Don’t Take on a Partner Just for the Money

One of the most important rules to remember when considering taking on a new partner is that money is a commodity. Though it is rarely free and most often comes with restrictions—rules, ratios, guidelines, interest charges, as well as the responsibility of repayment—money is still something that is tangible unlike the intangible characteristics of a service or an individual themselves.

In prior years your business has reflected your individual characteristics and style and now, by adding a partner, you are exposing yourself to a myriad of decision-making options and considerations.  These options and considerations were primarily dictated and decided by you exclusively and to this end, this is the most frequently committed mistake entrepreneurs make in reaching out too fast for cash when offered in exchange for ownership. There are times when money alone will be the difference between a business going to the next level but it is most often a small cash infusion relative to the large rate of return that giving up partial ownership of a business will bring to a new owner.  Especially when you think in terms of combining a rate of return, distributions, dividends, and perhaps the biggest pay day of all when a business is sold.

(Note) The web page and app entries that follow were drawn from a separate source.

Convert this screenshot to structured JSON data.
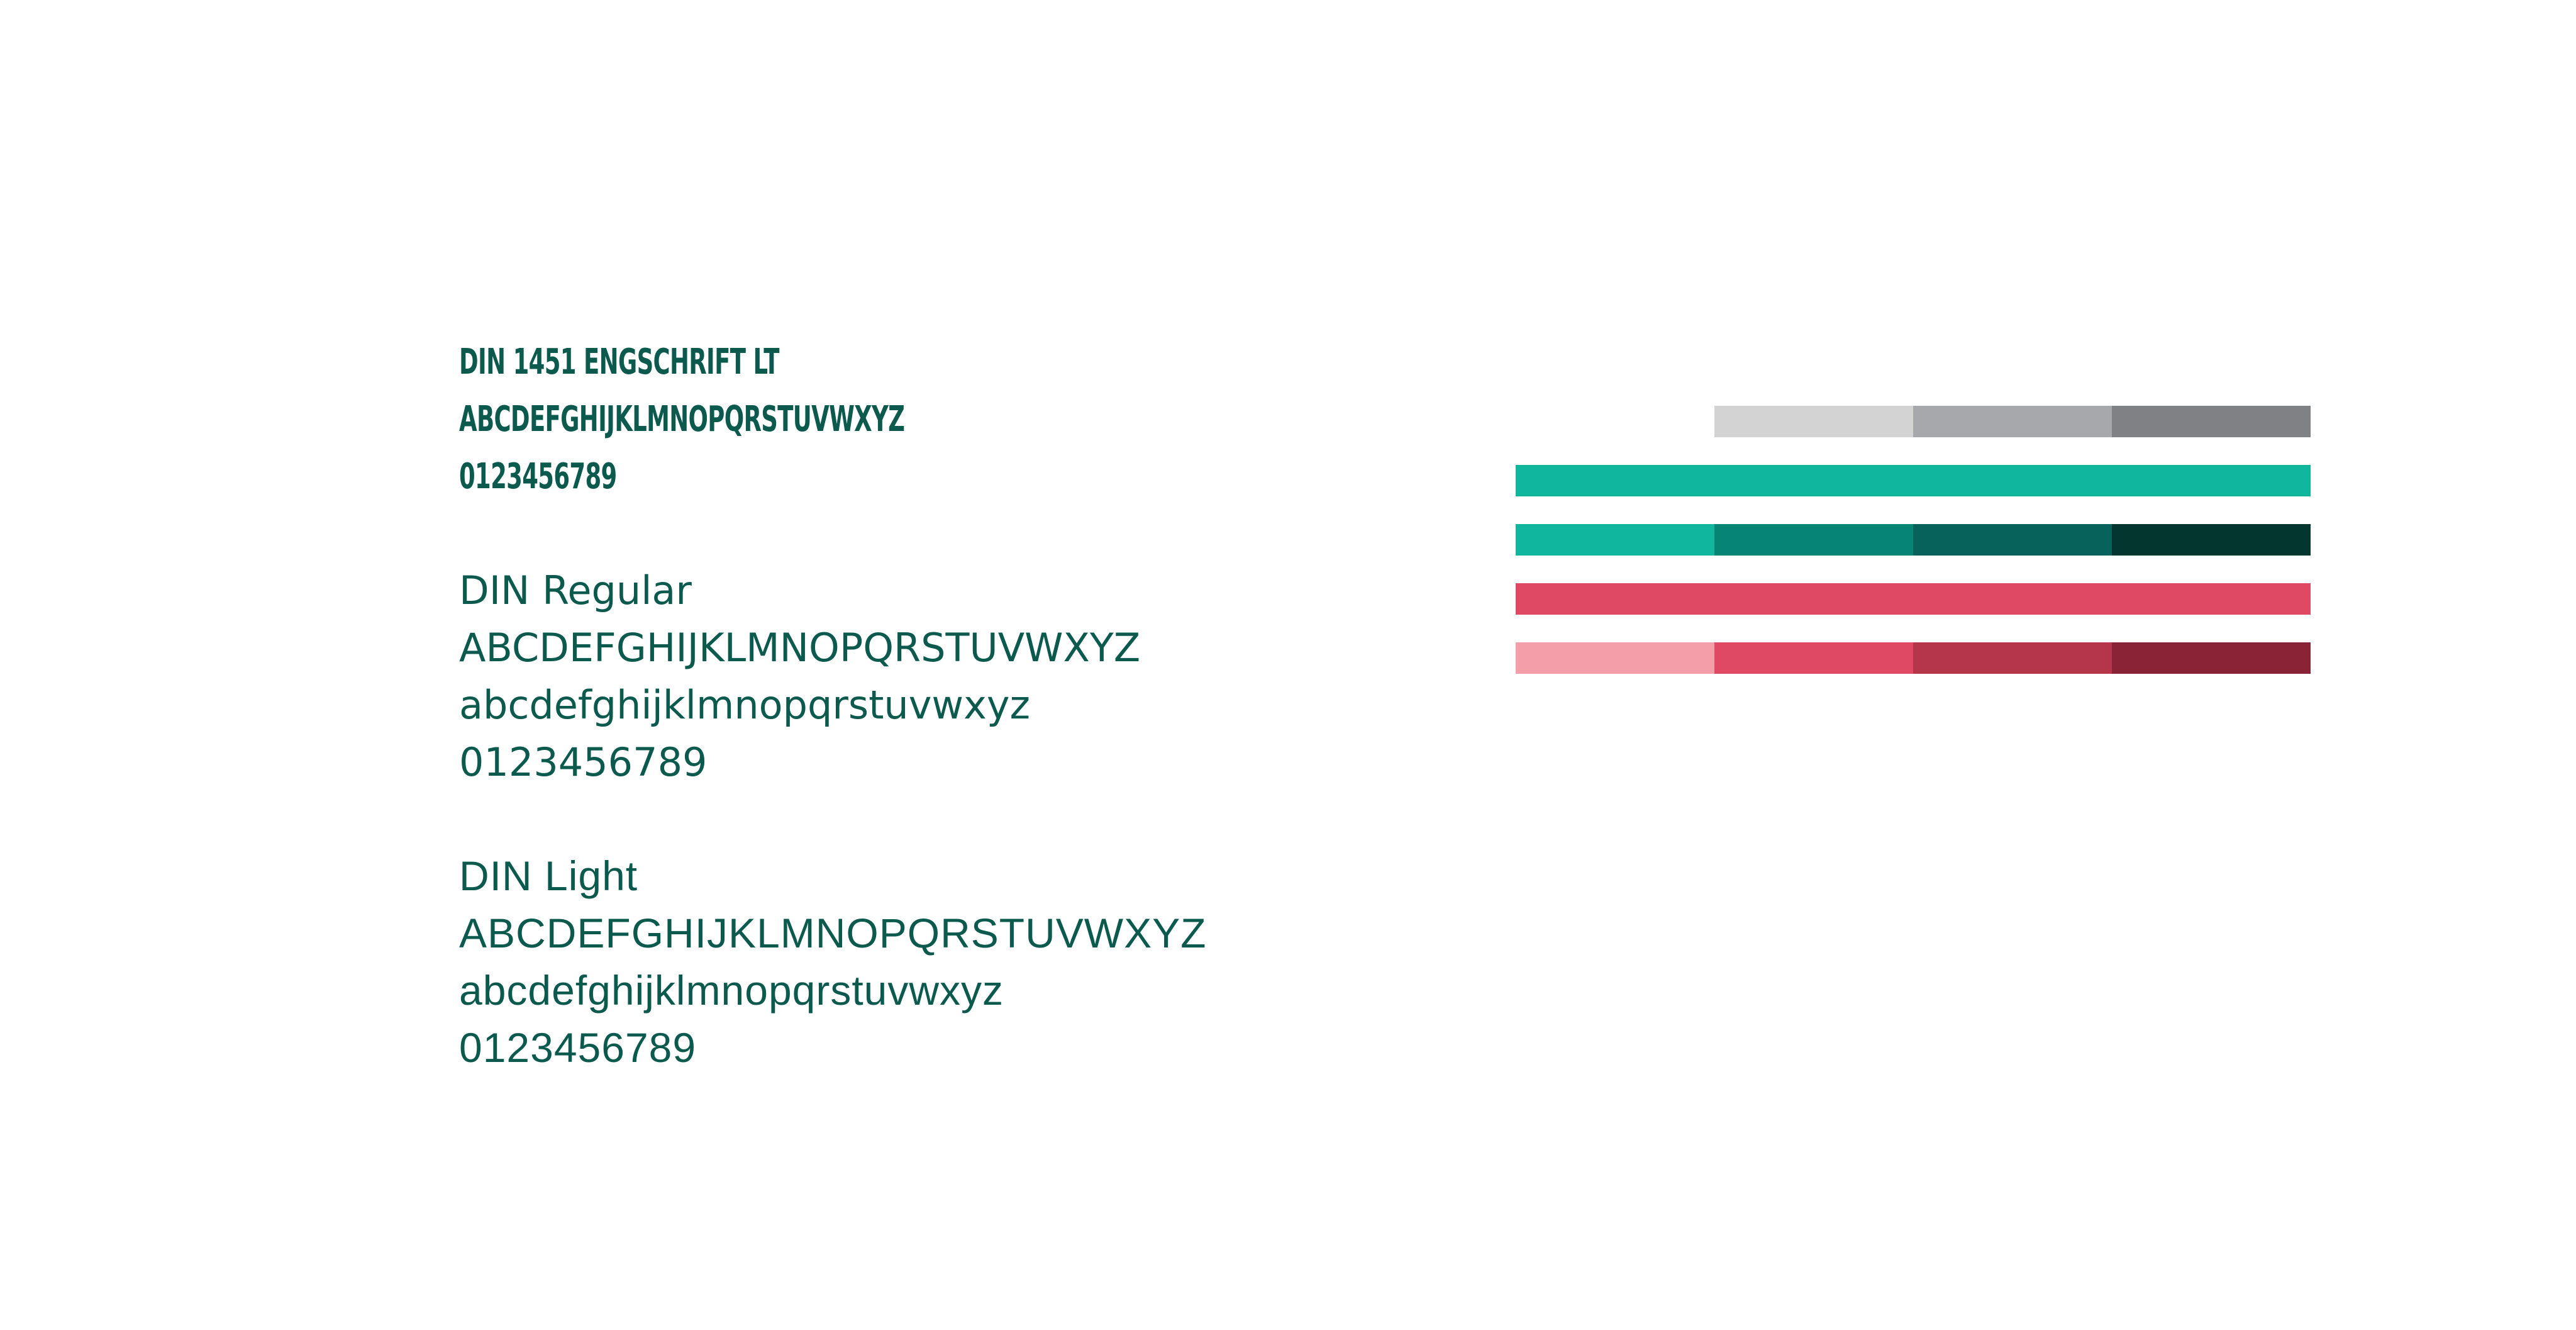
{
  "typography": {
    "condensed": {
      "name": "DIN 1451 ENGSCHRIFT LT",
      "uppercase": "ABCDEFGHIJKLMNOPQRSTUVWXYZ",
      "digits": "0123456789"
    },
    "regular": {
      "name": "DIN Regular",
      "uppercase": "ABCDEFGHIJKLMNOPQRSTUVWXYZ",
      "lowercase": "abcdefghijklmnopqrstuvwxyz",
      "digits": "0123456789"
    },
    "light": {
      "name": "DIN Light",
      "uppercase": "ABCDEFGHIJKLMNOPQRSTUVWXYZ",
      "lowercase": "abcdefghijklmnopqrstuvwxyz",
      "digits": "0123456789"
    },
    "text_color": "#0b5a4d"
  },
  "palette": {
    "grays": [
      "#d3d3d4",
      "#a7a8ab",
      "#808184"
    ],
    "teal_primary": "#10b79e",
    "teal_shades": [
      "#10b79e",
      "#078574",
      "#06625a",
      "#03362e"
    ],
    "red_primary": "#e04963",
    "red_shades": [
      "#f39ea9",
      "#e04963",
      "#b5364b",
      "#882435"
    ]
  }
}
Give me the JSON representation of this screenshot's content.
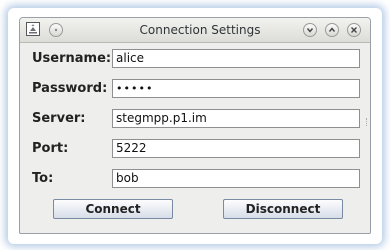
{
  "window": {
    "title": "Connection Settings"
  },
  "form": {
    "username": {
      "label": "Username:",
      "value": "alice"
    },
    "password": {
      "label": "Password:",
      "value": "•••••"
    },
    "server": {
      "label": "Server:",
      "value": "stegmpp.p1.im"
    },
    "port": {
      "label": "Port:",
      "value": "5222"
    },
    "to": {
      "label": "To:",
      "value": "bob"
    }
  },
  "buttons": {
    "connect": "Connect",
    "disconnect": "Disconnect"
  },
  "icons": {
    "app": "java-app-icon",
    "menu": "window-menu-icon",
    "minimize": "minimize-icon",
    "maximize": "maximize-icon",
    "close": "close-icon"
  }
}
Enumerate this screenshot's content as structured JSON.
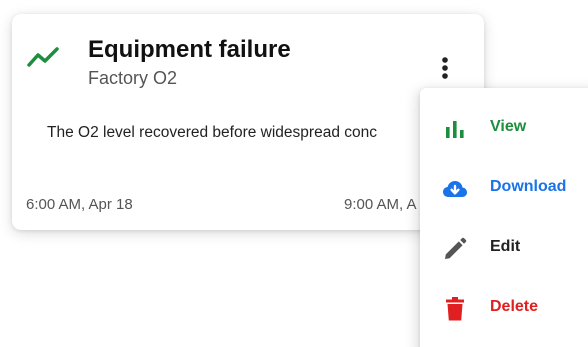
{
  "card": {
    "title": "Equipment failure",
    "subtitle": "Factory O2",
    "body": "The O2 level recovered before widespread conc",
    "time_start": "6:00 AM, Apr 18",
    "time_end": "9:00 AM, A",
    "icon": "trending-line-icon",
    "icon_color": "#1e8e3e"
  },
  "menu": {
    "items": [
      {
        "label": "View",
        "icon": "bar-chart-icon",
        "color": "#1e8e3e"
      },
      {
        "label": "Download",
        "icon": "cloud-download-icon",
        "color": "#1a73e8"
      },
      {
        "label": "Edit",
        "icon": "pencil-icon",
        "color": "#222222"
      },
      {
        "label": "Delete",
        "icon": "trash-icon",
        "color": "#e02020"
      }
    ]
  }
}
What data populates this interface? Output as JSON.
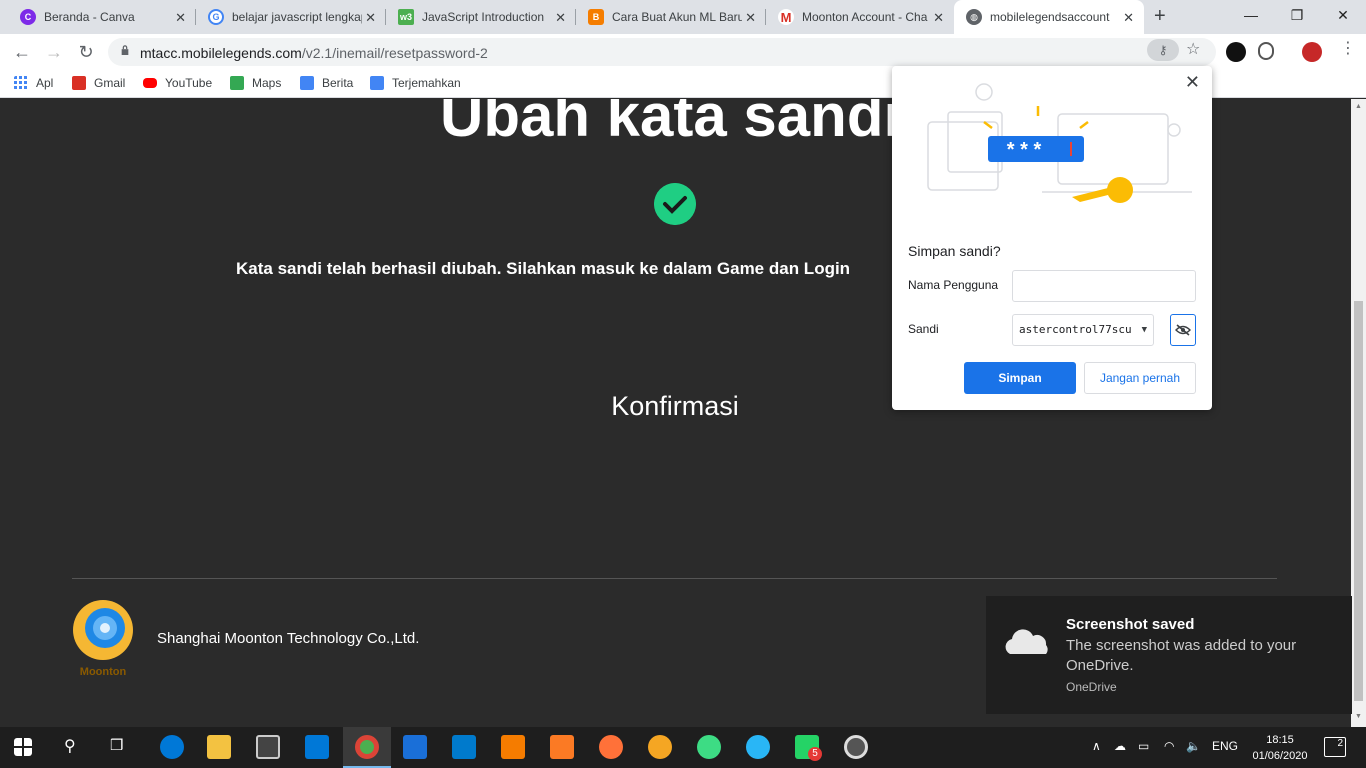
{
  "tabs": [
    {
      "title": "Beranda - Canva",
      "icon": "canva-icon",
      "color": "#7d2ae8"
    },
    {
      "title": "belajar javascript lengkap",
      "icon": "google-icon",
      "color": "#4285f4"
    },
    {
      "title": "JavaScript Introduction",
      "icon": "w3schools-icon",
      "color": "#4caf50"
    },
    {
      "title": "Cara Buat Akun ML Baru",
      "icon": "blogger-icon",
      "color": "#f57d00"
    },
    {
      "title": "Moonton Account - Cha",
      "icon": "gmail-icon",
      "color": "#d93025"
    },
    {
      "title": "mobilelegendsaccount",
      "icon": "globe-icon",
      "color": "#5f6368"
    }
  ],
  "toolbar": {
    "url_host": "mtacc.mobilelegends.com",
    "url_path": "/v2.1/inemail/resetpassword-2"
  },
  "bookmarks": [
    {
      "label": "Apl",
      "icon": "apps-grid-icon",
      "color": "#4285f4"
    },
    {
      "label": "Gmail",
      "icon": "gmail-icon",
      "color": "#d93025"
    },
    {
      "label": "YouTube",
      "icon": "youtube-icon",
      "color": "#ff0000"
    },
    {
      "label": "Maps",
      "icon": "maps-icon",
      "color": "#34a853"
    },
    {
      "label": "Berita",
      "icon": "news-icon",
      "color": "#4285f4"
    },
    {
      "label": "Terjemahkan",
      "icon": "translate-icon",
      "color": "#4285f4"
    }
  ],
  "page": {
    "heading": "Ubah kata sandi",
    "message": "Kata sandi telah berhasil diubah. Silahkan masuk ke dalam Game dan Login",
    "confirm": "Konfirmasi",
    "company": "Shanghai Moonton Technology Co.,Ltd.",
    "logo_text": "Moonton",
    "check_color": "#1fce83"
  },
  "popup": {
    "title": "Simpan sandi?",
    "username_label": "Nama Pengguna",
    "username_value": "",
    "password_label": "Sandi",
    "password_value": "astercontrol77scu",
    "save": "Simpan",
    "never": "Jangan pernah",
    "masked": "* * *",
    "accent": "#1a73e8"
  },
  "toast": {
    "title": "Screenshot saved",
    "body": "The screenshot was added to your OneDrive.",
    "source": "OneDrive"
  },
  "taskbar": {
    "language": "ENG",
    "time": "18:15",
    "date": "01/06/2020",
    "notification_count": "2",
    "whatsapp_badge": "5"
  }
}
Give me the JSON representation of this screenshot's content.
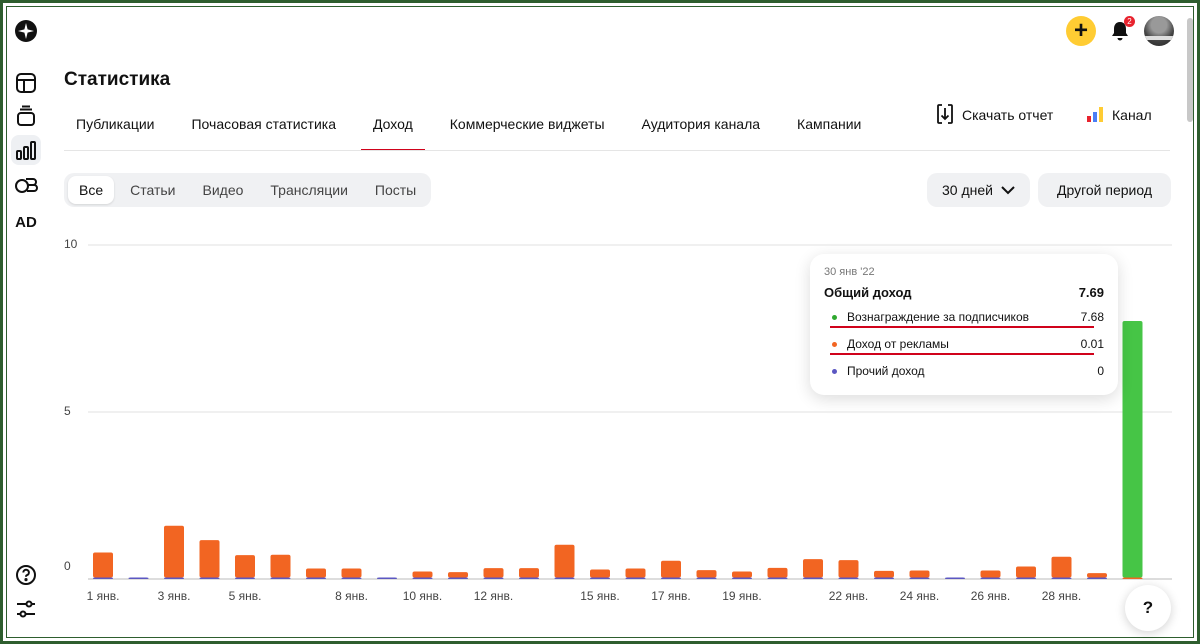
{
  "header": {
    "plus_label": "+",
    "notification_count": "2"
  },
  "sidebar": {
    "ad_label": "AD"
  },
  "page": {
    "title": "Статистика"
  },
  "tabs": [
    {
      "label": "Публикации"
    },
    {
      "label": "Почасовая статистика"
    },
    {
      "label": "Доход",
      "active": true
    },
    {
      "label": "Коммерческие виджеты"
    },
    {
      "label": "Аудитория канала"
    },
    {
      "label": "Кампании"
    }
  ],
  "actions": {
    "report_label": "Скачать отчет",
    "channel_label": "Канал"
  },
  "filters": [
    {
      "label": "Все",
      "active": true
    },
    {
      "label": "Статьи"
    },
    {
      "label": "Видео"
    },
    {
      "label": "Трансляции"
    },
    {
      "label": "Посты"
    }
  ],
  "period": {
    "selected": "30 дней",
    "other_label": "Другой период"
  },
  "tooltip": {
    "date": "30 янв '22",
    "total_label": "Общий доход",
    "total_value": "7.69",
    "rows": [
      {
        "label": "Вознаграждение за подписчиков",
        "value": "7.68",
        "color": "#2fa82f"
      },
      {
        "label": "Доход от рекламы",
        "value": "0.01",
        "color": "#f26522"
      },
      {
        "label": "Прочий доход",
        "value": "0",
        "color": "#5b57c2"
      }
    ]
  },
  "help_label": "?",
  "chart_data": {
    "type": "bar",
    "stacked": true,
    "ylim": [
      0,
      10
    ],
    "yticks": [
      0,
      5,
      10
    ],
    "grid": true,
    "categories": [
      "1 янв.",
      "2 янв.",
      "3 янв.",
      "4 янв.",
      "5 янв.",
      "6 янв.",
      "7 янв.",
      "8 янв.",
      "9 янв.",
      "10 янв.",
      "11 янв.",
      "12 янв.",
      "13 янв.",
      "14 янв.",
      "15 янв.",
      "16 янв.",
      "17 янв.",
      "18 янв.",
      "19 янв.",
      "20 янв.",
      "21 янв.",
      "22 янв.",
      "23 янв.",
      "24 янв.",
      "25 янв.",
      "26 янв.",
      "27 янв.",
      "28 янв.",
      "29 янв.",
      "30 янв."
    ],
    "xtick_labels": [
      "1 янв.",
      "3 янв.",
      "5 янв.",
      "8 янв.",
      "10 янв.",
      "12 янв.",
      "15 янв.",
      "17 янв.",
      "19 янв.",
      "22 янв.",
      "24 янв.",
      "26 янв.",
      "28 янв."
    ],
    "xtick_indices": [
      0,
      2,
      4,
      7,
      9,
      11,
      14,
      16,
      18,
      21,
      23,
      25,
      27
    ],
    "series": [
      {
        "name": "Вознаграждение за подписчиков",
        "color": "#46c546",
        "values": [
          0,
          0,
          0,
          0,
          0,
          0,
          0,
          0,
          0,
          0,
          0,
          0,
          0,
          0,
          0,
          0,
          0,
          0,
          0,
          0,
          0,
          0,
          0,
          0,
          0,
          0,
          0,
          0,
          0,
          7.68
        ]
      },
      {
        "name": "Доход от рекламы",
        "color": "#f26522",
        "values": [
          0.75,
          0,
          1.55,
          1.12,
          0.67,
          0.68,
          0.27,
          0.27,
          0,
          0.18,
          0.16,
          0.28,
          0.28,
          0.98,
          0.24,
          0.27,
          0.5,
          0.22,
          0.18,
          0.29,
          0.55,
          0.52,
          0.2,
          0.21,
          0,
          0.21,
          0.33,
          0.62,
          0.13,
          0.01
        ]
      },
      {
        "name": "Прочий доход",
        "color": "#5b57c2",
        "values": [
          0.04,
          0.04,
          0.04,
          0.04,
          0.04,
          0.04,
          0.04,
          0.04,
          0.04,
          0.04,
          0.04,
          0.04,
          0.04,
          0.04,
          0.04,
          0.04,
          0.04,
          0.04,
          0.04,
          0.04,
          0.04,
          0.04,
          0.04,
          0.04,
          0.04,
          0.04,
          0.04,
          0.04,
          0.04,
          0
        ]
      }
    ]
  }
}
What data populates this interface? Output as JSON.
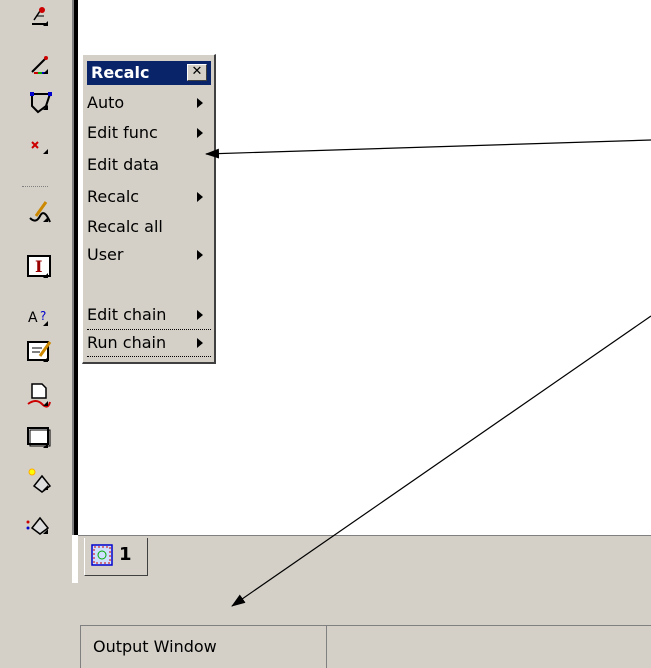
{
  "toolbar": {
    "tools": [
      {
        "icon": "dimension-tool-icon"
      },
      {
        "icon": "line-tool-icon"
      },
      {
        "icon": "polygon-tool-icon"
      },
      {
        "icon": "point-tool-icon"
      },
      {
        "icon": "sketch-tool-icon"
      },
      {
        "icon": "text-tool-icon"
      },
      {
        "icon": "attribute-tool-icon"
      },
      {
        "icon": "edit-note-tool-icon"
      },
      {
        "icon": "document-tool-icon"
      },
      {
        "icon": "frame-tool-icon"
      },
      {
        "icon": "light-tool-icon"
      },
      {
        "icon": "image-tool-icon"
      }
    ]
  },
  "recalc_menu": {
    "title": "Recalc",
    "close_glyph": "✕",
    "items": [
      {
        "label": "Auto",
        "submenu": true
      },
      {
        "label": "Edit func",
        "submenu": true
      },
      {
        "label": "Edit data",
        "submenu": false
      },
      {
        "label": "Recalc",
        "submenu": true
      },
      {
        "label": "Recalc all",
        "submenu": false
      },
      {
        "label": "User",
        "submenu": true
      },
      {
        "label": "Edit chain",
        "submenu": true
      },
      {
        "label": "Run chain",
        "submenu": true
      }
    ]
  },
  "tabbar": {
    "tab_number": "1"
  },
  "output": {
    "label": "Output Window"
  }
}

Often there are many other sources of funds available that do not involve taking on a new owner and they are a far less expensive option than selling the business’s equity. The best test of whether or not money is a critical component or just a commodity is the preparation and review of a well-crafted business plan.  This will often tell a story and reveal whether a cash infusion via equity ownership will result in a rate of return well in excess of what is lost as a result of equity ownership.

Evaluating Prospective Partners

After you have watched and reviewed potential partners viability in your business it is time to consider some of the more quantifiable aspects of your potential new partner. I would set a trial period in which goals would be set for the potential partner to achieve consisting of several tangible as well as intangible goals. These should be well documented and shared in advance so that you both might have an active dialog and written record of what your prospective partner is to achieve within the allotted period. This will give you added information on which to measure an individual and their ability to perform as expected and agreed upon.

You will also want to give careful consideration to whether adding a partner will actually contribute or detract from an initial owner’s value of his investment. If, for example, the business grows slightly but now there are more owners to consider, then you will be assured that most often the originating partner’s income will fall. If, however, bringing on a new owner brings to the table talent and resources that were otherwise unavailable and might enable the business’s growth model to catapult, an entirely different answer might result.

After carefully evaluating you still opt to take on a new partner then it is time to begin the process of actually doing so. I would suggest that all partners be required to sign a shareholder/partnership agreement detailing their responsibilities, rights, and obligations before the stock/ownership is actually granted. A well drafted shareholder agreement will cover such things as what happens if one partner wants to sell, retire, becomes disabled, or even dies. It would also include the methodology for determining the purchase price of an owner’s interest and include how the monies would be paid out-whether in lump sum or not.  This gives both the company and the owners protection as well as rights under the agreement.

We frequently work with business owners in this most critical planning aspect of their business. We can help you evaluate whether your workers unique skills are critical to your operation and mandate becoming a partner or if they are better suited to remain an employee. By utilizing our services we can help provide you with the techniques and knowledge, which will allow you to better evaluate as to whether to add a partner.

Contact His CPA PC (A Christian CPA Firm) today.